---------- Data provided

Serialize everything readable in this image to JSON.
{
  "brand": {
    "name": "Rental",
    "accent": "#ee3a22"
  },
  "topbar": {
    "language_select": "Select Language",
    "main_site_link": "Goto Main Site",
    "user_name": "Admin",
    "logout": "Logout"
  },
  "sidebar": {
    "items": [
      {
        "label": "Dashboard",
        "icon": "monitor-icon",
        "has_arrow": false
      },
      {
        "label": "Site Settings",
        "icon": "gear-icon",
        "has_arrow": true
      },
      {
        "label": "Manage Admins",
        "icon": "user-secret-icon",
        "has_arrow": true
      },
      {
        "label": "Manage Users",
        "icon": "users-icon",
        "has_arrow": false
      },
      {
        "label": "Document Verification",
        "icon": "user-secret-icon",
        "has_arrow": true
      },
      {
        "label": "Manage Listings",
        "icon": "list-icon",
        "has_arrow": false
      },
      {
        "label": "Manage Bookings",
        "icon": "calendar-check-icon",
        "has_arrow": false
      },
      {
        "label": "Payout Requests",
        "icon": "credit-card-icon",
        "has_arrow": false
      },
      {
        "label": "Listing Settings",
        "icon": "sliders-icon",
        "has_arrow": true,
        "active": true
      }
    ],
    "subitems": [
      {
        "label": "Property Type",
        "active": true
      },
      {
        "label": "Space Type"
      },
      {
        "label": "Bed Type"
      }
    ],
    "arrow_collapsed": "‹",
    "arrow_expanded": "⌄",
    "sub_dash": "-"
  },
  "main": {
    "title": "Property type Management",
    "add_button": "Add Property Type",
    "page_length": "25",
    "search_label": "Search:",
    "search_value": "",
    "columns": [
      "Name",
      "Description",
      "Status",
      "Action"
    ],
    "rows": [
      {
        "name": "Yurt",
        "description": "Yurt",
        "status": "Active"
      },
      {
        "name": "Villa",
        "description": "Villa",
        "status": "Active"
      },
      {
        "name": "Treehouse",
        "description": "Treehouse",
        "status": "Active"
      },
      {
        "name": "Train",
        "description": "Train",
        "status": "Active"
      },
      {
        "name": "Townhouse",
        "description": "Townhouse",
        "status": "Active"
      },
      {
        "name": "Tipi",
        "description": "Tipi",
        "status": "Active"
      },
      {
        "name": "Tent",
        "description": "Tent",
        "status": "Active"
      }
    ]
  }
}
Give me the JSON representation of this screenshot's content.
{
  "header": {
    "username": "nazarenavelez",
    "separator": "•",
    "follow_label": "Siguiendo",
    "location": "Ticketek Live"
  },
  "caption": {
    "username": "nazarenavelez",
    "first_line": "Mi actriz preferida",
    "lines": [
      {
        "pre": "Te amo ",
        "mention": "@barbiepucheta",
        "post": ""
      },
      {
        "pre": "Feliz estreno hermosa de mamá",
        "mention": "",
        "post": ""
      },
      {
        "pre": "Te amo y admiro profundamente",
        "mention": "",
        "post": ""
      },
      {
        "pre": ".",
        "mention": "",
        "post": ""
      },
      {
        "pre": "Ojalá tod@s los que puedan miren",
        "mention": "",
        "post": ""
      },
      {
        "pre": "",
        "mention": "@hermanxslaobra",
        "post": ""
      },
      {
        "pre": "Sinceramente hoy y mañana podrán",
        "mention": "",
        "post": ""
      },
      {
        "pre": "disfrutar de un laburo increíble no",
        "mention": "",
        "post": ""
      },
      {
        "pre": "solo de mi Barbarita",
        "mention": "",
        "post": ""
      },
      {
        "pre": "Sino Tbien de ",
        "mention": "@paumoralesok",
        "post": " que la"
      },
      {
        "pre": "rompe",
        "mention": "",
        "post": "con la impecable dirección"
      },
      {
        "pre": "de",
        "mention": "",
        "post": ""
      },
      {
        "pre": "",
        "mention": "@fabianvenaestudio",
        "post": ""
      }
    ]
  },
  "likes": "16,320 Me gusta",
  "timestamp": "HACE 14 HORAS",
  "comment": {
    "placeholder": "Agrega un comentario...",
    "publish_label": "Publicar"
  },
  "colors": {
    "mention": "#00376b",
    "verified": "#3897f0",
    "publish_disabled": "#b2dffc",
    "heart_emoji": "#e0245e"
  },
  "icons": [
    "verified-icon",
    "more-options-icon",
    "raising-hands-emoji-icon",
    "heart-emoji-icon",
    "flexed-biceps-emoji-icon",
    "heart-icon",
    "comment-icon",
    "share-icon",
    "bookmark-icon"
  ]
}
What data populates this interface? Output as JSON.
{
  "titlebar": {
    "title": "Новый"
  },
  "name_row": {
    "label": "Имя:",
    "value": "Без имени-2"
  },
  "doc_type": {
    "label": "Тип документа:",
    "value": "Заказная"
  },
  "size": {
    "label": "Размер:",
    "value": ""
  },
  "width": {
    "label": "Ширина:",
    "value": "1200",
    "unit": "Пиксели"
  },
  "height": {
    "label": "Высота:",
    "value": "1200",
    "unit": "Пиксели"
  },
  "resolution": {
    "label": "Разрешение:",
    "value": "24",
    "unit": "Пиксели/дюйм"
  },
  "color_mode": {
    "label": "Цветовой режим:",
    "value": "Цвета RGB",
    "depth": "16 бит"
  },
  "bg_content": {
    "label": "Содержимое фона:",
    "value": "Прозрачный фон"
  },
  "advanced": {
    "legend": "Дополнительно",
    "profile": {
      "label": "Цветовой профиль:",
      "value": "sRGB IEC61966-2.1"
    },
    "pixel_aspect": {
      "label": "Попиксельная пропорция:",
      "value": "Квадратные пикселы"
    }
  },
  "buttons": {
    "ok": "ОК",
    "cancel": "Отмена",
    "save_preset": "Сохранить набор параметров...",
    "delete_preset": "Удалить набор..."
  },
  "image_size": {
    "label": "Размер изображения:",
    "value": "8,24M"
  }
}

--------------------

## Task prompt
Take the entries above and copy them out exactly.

## Your response
Serialize everything readable in this image to JSON.
{
  "brand": {
    "name": "Rental",
    "accent": "#ee3a22"
  },
  "topbar": {
    "language_select": "Select Language",
    "main_site_link": "Goto Main Site",
    "user_name": "Admin",
    "logout": "Logout"
  },
  "sidebar": {
    "items": [
      {
        "label": "Dashboard",
        "icon": "monitor-icon",
        "has_arrow": false
      },
      {
        "label": "Site Settings",
        "icon": "gear-icon",
        "has_arrow": true
      },
      {
        "label": "Manage Admins",
        "icon": "user-secret-icon",
        "has_arrow": true
      },
      {
        "label": "Manage Users",
        "icon": "users-icon",
        "has_arrow": false
      },
      {
        "label": "Document Verification",
        "icon": "user-secret-icon",
        "has_arrow": true
      },
      {
        "label": "Manage Listings",
        "icon": "list-icon",
        "has_arrow": false
      },
      {
        "label": "Manage Bookings",
        "icon": "calendar-check-icon",
        "has_arrow": false
      },
      {
        "label": "Payout Requests",
        "icon": "credit-card-icon",
        "has_arrow": false
      },
      {
        "label": "Listing Settings",
        "icon": "sliders-icon",
        "has_arrow": true,
        "active": true
      }
    ],
    "subitems": [
      {
        "label": "Property Type",
        "active": true
      },
      {
        "label": "Space Type"
      },
      {
        "label": "Bed Type"
      }
    ],
    "arrow_collapsed": "‹",
    "arrow_expanded": "⌄",
    "sub_dash": "-"
  },
  "main": {
    "title": "Property type Management",
    "add_button": "Add Property Type",
    "page_length": "25",
    "search_label": "Search:",
    "search_value": "",
    "columns": [
      "Name",
      "Description",
      "Status",
      "Action"
    ],
    "rows": [
      {
        "name": "Yurt",
        "description": "Yurt",
        "status": "Active"
      },
      {
        "name": "Villa",
        "description": "Villa",
        "status": "Active"
      },
      {
        "name": "Treehouse",
        "description": "Treehouse",
        "status": "Active"
      },
      {
        "name": "Train",
        "description": "Train",
        "status": "Active"
      },
      {
        "name": "Townhouse",
        "description": "Townhouse",
        "status": "Active"
      },
      {
        "name": "Tipi",
        "description": "Tipi",
        "status": "Active"
      },
      {
        "name": "Tent",
        "description": "Tent",
        "status": "Active"
      }
    ]
  }
}
Give me the JSON representation of this screenshot's content.
{
  "header": {
    "username": "nazarenavelez",
    "separator": "•",
    "follow_label": "Siguiendo",
    "location": "Ticketek Live"
  },
  "caption": {
    "username": "nazarenavelez",
    "first_line": "Mi actriz preferida",
    "lines": [
      {
        "pre": "Te amo ",
        "mention": "@barbiepucheta",
        "post": ""
      },
      {
        "pre": "Feliz estreno hermosa de mamá",
        "mention": "",
        "post": ""
      },
      {
        "pre": "Te amo y admiro profundamente",
        "mention": "",
        "post": ""
      },
      {
        "pre": ".",
        "mention": "",
        "post": ""
      },
      {
        "pre": "Ojalá tod@s los que puedan miren",
        "mention": "",
        "post": ""
      },
      {
        "pre": "",
        "mention": "@hermanxslaobra",
        "post": ""
      },
      {
        "pre": "Sinceramente hoy y mañana podrán",
        "mention": "",
        "post": ""
      },
      {
        "pre": "disfrutar de un laburo increíble no",
        "mention": "",
        "post": ""
      },
      {
        "pre": "solo de mi Barbarita",
        "mention": "",
        "post": ""
      },
      {
        "pre": "Sino Tbien de ",
        "mention": "@paumoralesok",
        "post": " que la"
      },
      {
        "pre": "rompe",
        "mention": "",
        "post": "con la impecable dirección"
      },
      {
        "pre": "de",
        "mention": "",
        "post": ""
      },
      {
        "pre": "",
        "mention": "@fabianvenaestudio",
        "post": ""
      }
    ]
  },
  "likes": "16,320 Me gusta",
  "timestamp": "HACE 14 HORAS",
  "comment": {
    "placeholder": "Agrega un comentario...",
    "publish_label": "Publicar"
  },
  "colors": {
    "mention": "#00376b",
    "verified": "#3897f0",
    "publish_disabled": "#b2dffc",
    "heart_emoji": "#e0245e"
  },
  "icons": [
    "verified-icon",
    "more-options-icon",
    "raising-hands-emoji-icon",
    "heart-emoji-icon",
    "flexed-biceps-emoji-icon",
    "heart-icon",
    "comment-icon",
    "share-icon",
    "bookmark-icon"
  ]
}
What data populates this interface? Output as JSON.
{
  "titlebar": {
    "title": "Новый"
  },
  "name_row": {
    "label": "Имя:",
    "value": "Без имени-2"
  },
  "doc_type": {
    "label": "Тип документа:",
    "value": "Заказная"
  },
  "size": {
    "label": "Размер:",
    "value": ""
  },
  "width": {
    "label": "Ширина:",
    "value": "1200",
    "unit": "Пиксели"
  },
  "height": {
    "label": "Высота:",
    "value": "1200",
    "unit": "Пиксели"
  },
  "resolution": {
    "label": "Разрешение:",
    "value": "24",
    "unit": "Пиксели/дюйм"
  },
  "color_mode": {
    "label": "Цветовой режим:",
    "value": "Цвета RGB",
    "depth": "16 бит"
  },
  "bg_content": {
    "label": "Содержимое фона:",
    "value": "Прозрачный фон"
  },
  "advanced": {
    "legend": "Дополнительно",
    "profile": {
      "label": "Цветовой профиль:",
      "value": "sRGB IEC61966-2.1"
    },
    "pixel_aspect": {
      "label": "Попиксельная пропорция:",
      "value": "Квадратные пикселы"
    }
  },
  "buttons": {
    "ok": "ОК",
    "cancel": "Отмена",
    "save_preset": "Сохранить набор параметров...",
    "delete_preset": "Удалить набор..."
  },
  "image_size": {
    "label": "Размер изображения:",
    "value": "8,24M"
  }
}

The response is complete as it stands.